A sorry attempt at apology
By Susan Greene
Denver Post Columnist
Article Last Updated: 02/26/2008
This is from the UNA newsletter The Indians and the Southern People have a lot in common when it comes to mistreatment from the Federal government ….
Shannon Francis never sought an apology from a country that yanked her mom
and grandma off their reservations, forced them into white foster families and barred them from speaking their native Hopi and Navajo languages.
So the Denver resident was unaware Tuesday that her government had decided to say, “Sorry.”
“I had no clue it was coming,” the 38-year-old mother of six said with a shrug. “So much for making history.”
Like Francis, you probably missed it when the U.S. Senate quietly
apologized for centuries of “violence, maltreatment and neglect inflicted on Native Peoples.”
The unprecedented resolution acknowledges that the government forced
indigenous people off their land, stole their assets and was responsible for
“official depredations, ill-conceived policies and the breaking of covenants” with tribes.
When Australian Prime Minister Kevin Rudd apologized two weeks ago for
policies that degraded that country’s Aborigines, he blared his pronouncement
live on giant screens throughout Australia.
U.S. senators instead buried their “Oops, our bad” in an amendment to a
bill for American Indian health care.
Well, that certainly makes up for the Sand Creek Massacre and Wounded Knee.
So much for healing generations.
“White America can’t afford to apologize too seriously because it would
threaten their ownership of Indian land,” said Iliff School of Theology Indian
cultures professor Tink Tinker.
Tuesday’s resolution came at the urging of Sen. Sam Brownback, R-Kan., who
reports a “deep resentment” among Native Americans in his state.
His colleagues aren’t so big on apologies.
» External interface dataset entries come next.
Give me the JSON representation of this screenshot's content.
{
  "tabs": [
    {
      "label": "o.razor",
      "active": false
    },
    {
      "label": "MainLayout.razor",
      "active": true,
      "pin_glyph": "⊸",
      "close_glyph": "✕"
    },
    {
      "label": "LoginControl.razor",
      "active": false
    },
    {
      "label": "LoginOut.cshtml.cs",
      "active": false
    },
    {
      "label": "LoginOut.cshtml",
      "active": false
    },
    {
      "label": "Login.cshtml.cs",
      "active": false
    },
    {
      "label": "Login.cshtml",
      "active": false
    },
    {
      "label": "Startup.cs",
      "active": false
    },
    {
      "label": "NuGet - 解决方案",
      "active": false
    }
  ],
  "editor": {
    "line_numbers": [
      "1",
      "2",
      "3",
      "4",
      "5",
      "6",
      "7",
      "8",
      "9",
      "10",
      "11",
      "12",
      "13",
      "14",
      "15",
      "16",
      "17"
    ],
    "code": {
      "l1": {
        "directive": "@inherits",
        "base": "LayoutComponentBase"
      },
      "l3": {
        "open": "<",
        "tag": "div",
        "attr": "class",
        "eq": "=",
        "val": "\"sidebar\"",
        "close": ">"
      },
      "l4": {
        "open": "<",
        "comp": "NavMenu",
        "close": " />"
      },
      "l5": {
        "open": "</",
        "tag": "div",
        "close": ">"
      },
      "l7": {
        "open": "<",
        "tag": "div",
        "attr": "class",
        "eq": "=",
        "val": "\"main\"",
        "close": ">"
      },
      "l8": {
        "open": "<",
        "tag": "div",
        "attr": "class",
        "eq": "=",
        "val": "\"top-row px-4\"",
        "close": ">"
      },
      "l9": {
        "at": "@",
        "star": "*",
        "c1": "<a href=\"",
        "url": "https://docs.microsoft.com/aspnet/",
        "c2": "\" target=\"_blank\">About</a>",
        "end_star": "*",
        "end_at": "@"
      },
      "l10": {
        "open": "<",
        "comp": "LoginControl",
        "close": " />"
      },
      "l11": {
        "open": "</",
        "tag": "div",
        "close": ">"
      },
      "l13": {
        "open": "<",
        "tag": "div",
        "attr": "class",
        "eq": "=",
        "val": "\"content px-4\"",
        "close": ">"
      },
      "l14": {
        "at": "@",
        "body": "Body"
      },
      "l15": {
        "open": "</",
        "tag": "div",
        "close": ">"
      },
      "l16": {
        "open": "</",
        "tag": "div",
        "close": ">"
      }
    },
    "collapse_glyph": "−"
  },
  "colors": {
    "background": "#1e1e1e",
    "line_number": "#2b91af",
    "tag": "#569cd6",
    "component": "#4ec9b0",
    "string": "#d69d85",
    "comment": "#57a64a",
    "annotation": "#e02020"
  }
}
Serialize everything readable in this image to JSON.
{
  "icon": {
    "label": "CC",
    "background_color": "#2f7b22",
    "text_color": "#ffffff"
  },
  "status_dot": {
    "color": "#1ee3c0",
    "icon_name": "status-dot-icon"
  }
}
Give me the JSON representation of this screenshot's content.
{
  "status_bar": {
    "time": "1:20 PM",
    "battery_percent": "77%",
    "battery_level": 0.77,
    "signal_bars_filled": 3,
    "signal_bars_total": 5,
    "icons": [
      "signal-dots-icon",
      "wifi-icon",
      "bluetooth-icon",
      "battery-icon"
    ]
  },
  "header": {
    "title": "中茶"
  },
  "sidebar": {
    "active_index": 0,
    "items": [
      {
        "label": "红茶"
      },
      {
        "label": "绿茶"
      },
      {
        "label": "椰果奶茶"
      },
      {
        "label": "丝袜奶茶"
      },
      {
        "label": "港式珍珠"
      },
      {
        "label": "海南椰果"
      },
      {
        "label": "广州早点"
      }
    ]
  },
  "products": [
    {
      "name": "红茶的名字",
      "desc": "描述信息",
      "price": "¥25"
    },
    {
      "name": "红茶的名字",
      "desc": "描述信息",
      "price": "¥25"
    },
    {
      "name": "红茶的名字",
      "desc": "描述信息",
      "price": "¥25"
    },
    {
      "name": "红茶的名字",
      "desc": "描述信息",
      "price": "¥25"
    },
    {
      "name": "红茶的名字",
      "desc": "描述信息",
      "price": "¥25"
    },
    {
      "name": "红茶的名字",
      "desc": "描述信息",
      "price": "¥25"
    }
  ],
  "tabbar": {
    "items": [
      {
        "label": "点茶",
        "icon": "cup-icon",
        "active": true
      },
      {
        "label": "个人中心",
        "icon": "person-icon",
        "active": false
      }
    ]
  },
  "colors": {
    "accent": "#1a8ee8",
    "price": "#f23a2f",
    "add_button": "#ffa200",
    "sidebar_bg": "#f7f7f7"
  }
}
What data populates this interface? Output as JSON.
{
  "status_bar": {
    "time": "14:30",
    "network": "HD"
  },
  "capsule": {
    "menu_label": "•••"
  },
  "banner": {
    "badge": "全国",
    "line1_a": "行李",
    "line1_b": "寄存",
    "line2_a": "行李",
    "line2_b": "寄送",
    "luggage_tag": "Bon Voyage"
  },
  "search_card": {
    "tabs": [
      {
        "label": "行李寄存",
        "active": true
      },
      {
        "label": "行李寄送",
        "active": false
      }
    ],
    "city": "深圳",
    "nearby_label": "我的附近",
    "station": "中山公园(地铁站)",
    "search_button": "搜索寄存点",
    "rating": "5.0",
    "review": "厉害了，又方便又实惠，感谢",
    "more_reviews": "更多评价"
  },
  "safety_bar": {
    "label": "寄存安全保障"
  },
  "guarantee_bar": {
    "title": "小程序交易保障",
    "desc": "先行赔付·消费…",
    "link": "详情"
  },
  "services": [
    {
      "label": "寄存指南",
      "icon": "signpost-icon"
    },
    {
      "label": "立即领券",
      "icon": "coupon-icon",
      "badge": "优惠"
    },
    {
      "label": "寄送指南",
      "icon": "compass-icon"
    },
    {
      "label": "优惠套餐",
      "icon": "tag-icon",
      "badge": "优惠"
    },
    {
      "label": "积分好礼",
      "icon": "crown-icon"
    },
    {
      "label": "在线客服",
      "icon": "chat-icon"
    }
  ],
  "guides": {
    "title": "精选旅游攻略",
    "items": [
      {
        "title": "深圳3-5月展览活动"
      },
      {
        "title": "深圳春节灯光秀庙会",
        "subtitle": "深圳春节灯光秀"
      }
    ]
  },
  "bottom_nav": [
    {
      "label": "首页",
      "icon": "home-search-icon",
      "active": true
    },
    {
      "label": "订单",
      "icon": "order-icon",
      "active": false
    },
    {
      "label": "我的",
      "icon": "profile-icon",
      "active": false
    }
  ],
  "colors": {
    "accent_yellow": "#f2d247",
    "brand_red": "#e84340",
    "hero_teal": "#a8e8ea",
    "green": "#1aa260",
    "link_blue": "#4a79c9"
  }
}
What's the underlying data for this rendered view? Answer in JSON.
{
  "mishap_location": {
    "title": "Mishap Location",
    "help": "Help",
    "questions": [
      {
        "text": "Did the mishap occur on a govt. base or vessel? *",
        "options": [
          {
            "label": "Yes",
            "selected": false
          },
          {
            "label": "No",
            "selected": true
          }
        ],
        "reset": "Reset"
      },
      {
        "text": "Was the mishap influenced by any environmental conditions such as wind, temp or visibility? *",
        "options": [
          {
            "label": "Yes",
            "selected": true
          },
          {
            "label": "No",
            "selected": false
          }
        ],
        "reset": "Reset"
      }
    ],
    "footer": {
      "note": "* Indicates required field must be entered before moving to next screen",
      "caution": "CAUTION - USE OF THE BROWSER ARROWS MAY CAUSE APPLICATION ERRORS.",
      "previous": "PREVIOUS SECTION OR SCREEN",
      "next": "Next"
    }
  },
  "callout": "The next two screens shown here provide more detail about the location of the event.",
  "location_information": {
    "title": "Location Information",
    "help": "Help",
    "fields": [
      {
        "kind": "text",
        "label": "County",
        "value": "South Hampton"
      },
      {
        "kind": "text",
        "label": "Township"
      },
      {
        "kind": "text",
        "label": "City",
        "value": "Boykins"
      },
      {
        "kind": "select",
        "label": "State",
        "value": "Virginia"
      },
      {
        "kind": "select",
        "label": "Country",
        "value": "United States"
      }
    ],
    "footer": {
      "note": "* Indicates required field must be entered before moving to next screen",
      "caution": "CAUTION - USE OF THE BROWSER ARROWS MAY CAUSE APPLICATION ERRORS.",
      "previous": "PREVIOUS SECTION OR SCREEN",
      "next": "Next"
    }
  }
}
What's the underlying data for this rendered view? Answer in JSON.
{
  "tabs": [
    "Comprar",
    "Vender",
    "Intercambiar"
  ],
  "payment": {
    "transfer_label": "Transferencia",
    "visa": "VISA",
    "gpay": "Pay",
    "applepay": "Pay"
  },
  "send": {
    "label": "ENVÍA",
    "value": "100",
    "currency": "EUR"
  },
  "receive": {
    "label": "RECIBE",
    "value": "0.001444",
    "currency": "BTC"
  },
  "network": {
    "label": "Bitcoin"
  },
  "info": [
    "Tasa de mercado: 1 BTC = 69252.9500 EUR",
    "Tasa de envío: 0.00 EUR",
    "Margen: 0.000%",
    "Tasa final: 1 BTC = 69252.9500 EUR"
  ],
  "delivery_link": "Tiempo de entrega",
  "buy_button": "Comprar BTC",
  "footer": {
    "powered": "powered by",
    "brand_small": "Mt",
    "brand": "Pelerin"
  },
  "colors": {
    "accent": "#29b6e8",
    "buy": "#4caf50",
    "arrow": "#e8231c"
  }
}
Congress hadn’t formally said
“sorry” since apologizing to Native Hawaiians in 1993 for overthrowing their
kingdom a century earlier. In 1988, lawmakers apologized and compensated
Japanese-Americans interned in World War II detention camps.
Brownback’s resolution does not authorize or settle any claim against the
“We have a government that took our land and our children and physically
and emotionally abused them and forced them to assimilate into something that
they’re not,” said Francis, an accounting consultant by trade and a longtime
activist for American Indian causes. “We – I – live with the pain of that
every day. And for this they issue a bunch of words, empty like their treaties,
that mean nothing and nobody hears.”
Who is the apology really for, Francis wonders?
Is it for her mother, grandmother and aunties who spent lifetimes trying to
forget the federal boarding schools that sought to strip away their culture?
For her brother, plagued like their father and grandfather by poverty and
For her son, who failed a 7th-grade history test when he refused to check
the box saying Christopher Columbus discovered America?
Or for Francis herself, who overcame years of shame about her dark skin and
accent to learn the ways of her ancestors that her own family had failed to
pass on: to honor her kids, hug them and root them deeply in their heritage?
“If our people had been left alone, maybe things would have been
different,” she said.
As Francis sees it, Tuesday’s resolution does little to fix a sad sequence
of abuses that still is far from over.
“We don’t need any more hollow words,” she says. “What I want is for the
country to be honest, really honest, about what it has done and what it
continues doing to our people.”